Manufacturing success: Firm and VP honored for advancing industry

Phil Castle, The Business Times

Tim Heaton
Tim Heaton

Eric Goertz not only oversees operations at a growing Grand Junction manufacturer, but also promotes what he hopes will become a growing industry sector in Western Colorado.

The dual successes of Capco and Goertz attracted the recognition of a statewide membership organization for manufacturers. Capco received the Manufacturer of the Year award from the Colorado Advanced Manufacturing Alliance.

CAMA President Tim Heaton says the award reflects the success of Capco in advancing its work force, technology and business, but also the success of Goertz in advancing the manufacturing sector.

In addition to working as vice president of operations at Capco, Goertz serves as chairman of the CAMA West Chapter.

Goertz was involved in establishing the first chapter of CAMA as a successor organization to what was the Western Colorado Manufacturing Alliance and before that the Mesa County Manufacturer’s Council.

Goertz attended the annual CAMA meeting in Denver where the awards were presented and was surprised when it was announced Capco had won the Manufacture of the Year Award. “I was very pleased and honored.”

A defense contractor that provides weapons mounts for platforms and vehicles, counter measures for aircraft and other products for the military, Capco has operated in Grand Junction since 1971, Goertz says. With 270 employees, Capco ranks among the largest employers in the Grand Valley and largest manufacturers in Western Colorado. Goertz says he’s worked for Capco for 25 years.

While defense contracting is a highly competitive process, Capco fares well because of its capabilities, Goertz says. The company can take a product from conception and design through development and fabrication without relying on subcontractors. “We do all of that, and that sets us apart from a lot our competition.”

At the same time, Capco isn’t limited by current capabilities given the technical expertise of the staff to react quickly to take advantage of new opportunities, he says.

At a time when other defense contractors have faced declining work because of shrinking budgets, Capco has increased sales and production, Goetz said. In fact, he expects to increase staffing by 30 to 40 in 2016 to fulfill a new contract.

Heaton says CAMA awards recognizes members for advancing various aspects of their operations, whether its personnel, manufacturing processes or business. The Manufacturer of the Year award takes into account all those criteria, and Capco was selected over five other nominees.

In addition, though, the award honors Goertz for his leadership in uniting manufacturers in Western Colorado and promoting the industry, Heaton says.

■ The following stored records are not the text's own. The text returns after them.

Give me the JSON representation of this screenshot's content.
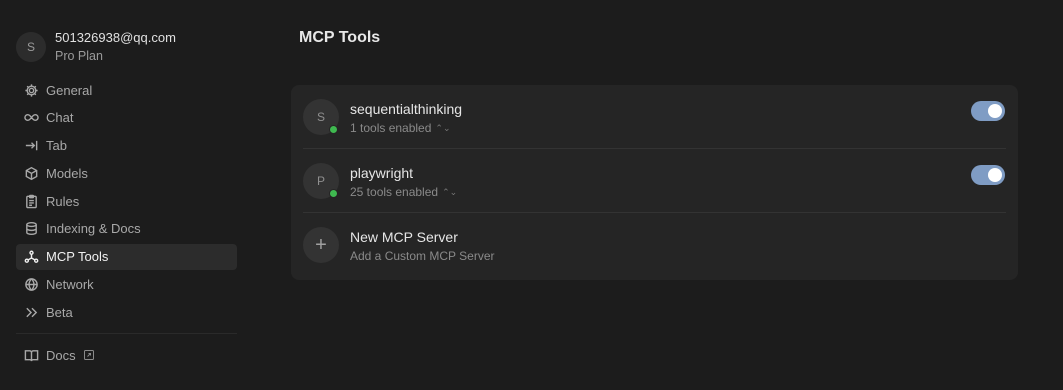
{
  "account": {
    "initial": "S",
    "email": "501326938@qq.com",
    "plan": "Pro Plan"
  },
  "nav": [
    {
      "label": "General",
      "icon": "gear-icon"
    },
    {
      "label": "Chat",
      "icon": "infinity-icon"
    },
    {
      "label": "Tab",
      "icon": "arrow-right-to-line-icon"
    },
    {
      "label": "Models",
      "icon": "cube-icon"
    },
    {
      "label": "Rules",
      "icon": "clipboard-icon"
    },
    {
      "label": "Indexing & Docs",
      "icon": "database-icon"
    },
    {
      "label": "MCP Tools",
      "icon": "mcp-icon",
      "active": true
    },
    {
      "label": "Network",
      "icon": "globe-icon"
    },
    {
      "label": "Beta",
      "icon": "chevrons-right-icon"
    }
  ],
  "docs": {
    "label": "Docs",
    "icon": "book-icon"
  },
  "page": {
    "title": "MCP Tools"
  },
  "servers": [
    {
      "initial": "S",
      "name": "sequentialthinking",
      "tools": "1 tools enabled",
      "enabled": true,
      "status_color": "#3fb950"
    },
    {
      "initial": "P",
      "name": "playwright",
      "tools": "25 tools enabled",
      "enabled": true,
      "status_color": "#3fb950"
    }
  ],
  "add_server": {
    "title": "New MCP Server",
    "subtitle": "Add a Custom MCP Server"
  },
  "colors": {
    "accent": "#7f9cc4",
    "status_ok": "#3fb950",
    "background": "#1c1c1c",
    "panel": "#252525"
  }
}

The creation of the CAMA West Chapter, the first for CAMA, served as a model for a second chapter that formed in the Colorado Springs area, he says.

Goertz also has been involved in organizing a manufacturing summit in Grand Junction for the past two years to promote connections among manufacturers on the Western Slope and across the state. Goertz arranges tours of local manufacturers, networking events and meetings in which participants share best practices. In addition, he serves as chairman of an advisory committee that makes sure engineering students at Colorado Mesa University learn what they need to succeed at jobs in manufacturing.

Those efforts have furthered the mission of CAMA and nearly 250 manufacturers that belong to the organization, Heaton says. “We’re about growing manufacturing and putting Colorado manufacturers on the map.”

Manufacturing has achieved some success in that regard, Heaton says, in ranking second among industry sectors for job creation so far in 2015, behind only construction. But manufacturers also face what Heaton called “headwinds” in slowing energy development related to low prices, a strong dollar that makes exports more expensive and uncertainty in the global economy.

Given the higher wages manufacturers pay and materials and services they purchase from suppliers, growth in the sector constitutes a riding tide that lifts all boats, Goertz says. “That’s kind of how I view things.”

The Colorado Advanced Manufacturing Alliance West Chapter meets the third Thursday of every month. For information, send an e-mail to or visit